If you have the free version of AVG installed on your computer, we encourage you to thoroughly read the notice sent to you by AVG. For a TL:DR version, please reference this recent article published by PCMag.com. We’ve posted the article below, or you can click this link to see the full article from their site which will open in a new window.
by David Murphy
We’ll give security firm AVG a little credit: At least it isn’t trying to be deceptive about what it might do with your data. Unfortunately, its updated plan to collect your browser history (and a list of any searches you’ve made while using said browser)—”non-personal data,” as the company describes—does leave some users of its free apps a bit skeptical.
“We collect non-personal data to make money from our free offerings so we can keep them free, including:
- Advertising ID associated with your device
- Browsing and search history, including meta data
- Internet service provider or mobile network you use to connect to our products
- Information regarding other applications you may have on your device and how they are used.”
AVG also notes that it might anonymize and aggregate data that it would otherwise consider to be personally identifying for individual users.

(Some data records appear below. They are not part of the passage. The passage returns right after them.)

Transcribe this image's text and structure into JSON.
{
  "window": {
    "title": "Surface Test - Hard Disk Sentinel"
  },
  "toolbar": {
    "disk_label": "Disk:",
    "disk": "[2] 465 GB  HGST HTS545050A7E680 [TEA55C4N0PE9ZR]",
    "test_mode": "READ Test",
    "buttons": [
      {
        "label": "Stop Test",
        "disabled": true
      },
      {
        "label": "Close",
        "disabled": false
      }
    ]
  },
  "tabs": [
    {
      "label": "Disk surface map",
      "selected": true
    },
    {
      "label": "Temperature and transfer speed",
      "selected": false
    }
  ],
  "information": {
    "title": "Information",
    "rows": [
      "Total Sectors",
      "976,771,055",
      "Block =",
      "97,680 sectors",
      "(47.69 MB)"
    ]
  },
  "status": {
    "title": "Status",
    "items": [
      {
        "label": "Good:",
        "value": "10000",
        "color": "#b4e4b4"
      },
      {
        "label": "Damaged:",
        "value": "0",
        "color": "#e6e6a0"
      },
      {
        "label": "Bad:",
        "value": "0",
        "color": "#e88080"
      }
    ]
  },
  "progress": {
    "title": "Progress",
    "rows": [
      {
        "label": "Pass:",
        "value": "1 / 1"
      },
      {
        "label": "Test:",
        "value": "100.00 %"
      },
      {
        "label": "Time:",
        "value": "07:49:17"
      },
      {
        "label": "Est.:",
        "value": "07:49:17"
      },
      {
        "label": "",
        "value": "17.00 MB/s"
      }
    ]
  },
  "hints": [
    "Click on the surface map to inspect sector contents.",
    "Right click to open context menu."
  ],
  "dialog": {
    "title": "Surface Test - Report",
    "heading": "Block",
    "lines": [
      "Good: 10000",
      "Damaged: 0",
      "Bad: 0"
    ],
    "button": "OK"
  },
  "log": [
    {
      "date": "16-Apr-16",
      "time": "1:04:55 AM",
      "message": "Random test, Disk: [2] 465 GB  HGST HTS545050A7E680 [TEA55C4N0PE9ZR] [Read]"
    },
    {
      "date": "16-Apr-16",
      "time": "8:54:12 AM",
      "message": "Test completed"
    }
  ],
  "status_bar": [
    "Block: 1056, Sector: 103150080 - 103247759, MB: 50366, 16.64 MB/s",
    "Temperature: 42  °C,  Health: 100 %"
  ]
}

“Those users who do not want us to use non-personal data in this way will be able to turn it off, without any decrease in the functionality our apps will provide. While AVG has not utilised data models to date, we may, in the future, provided that it is anonymous, non-personal data, and we are confident that our users have sufficient information and control to make an informed choice,” an AVG spokesperson told Wired.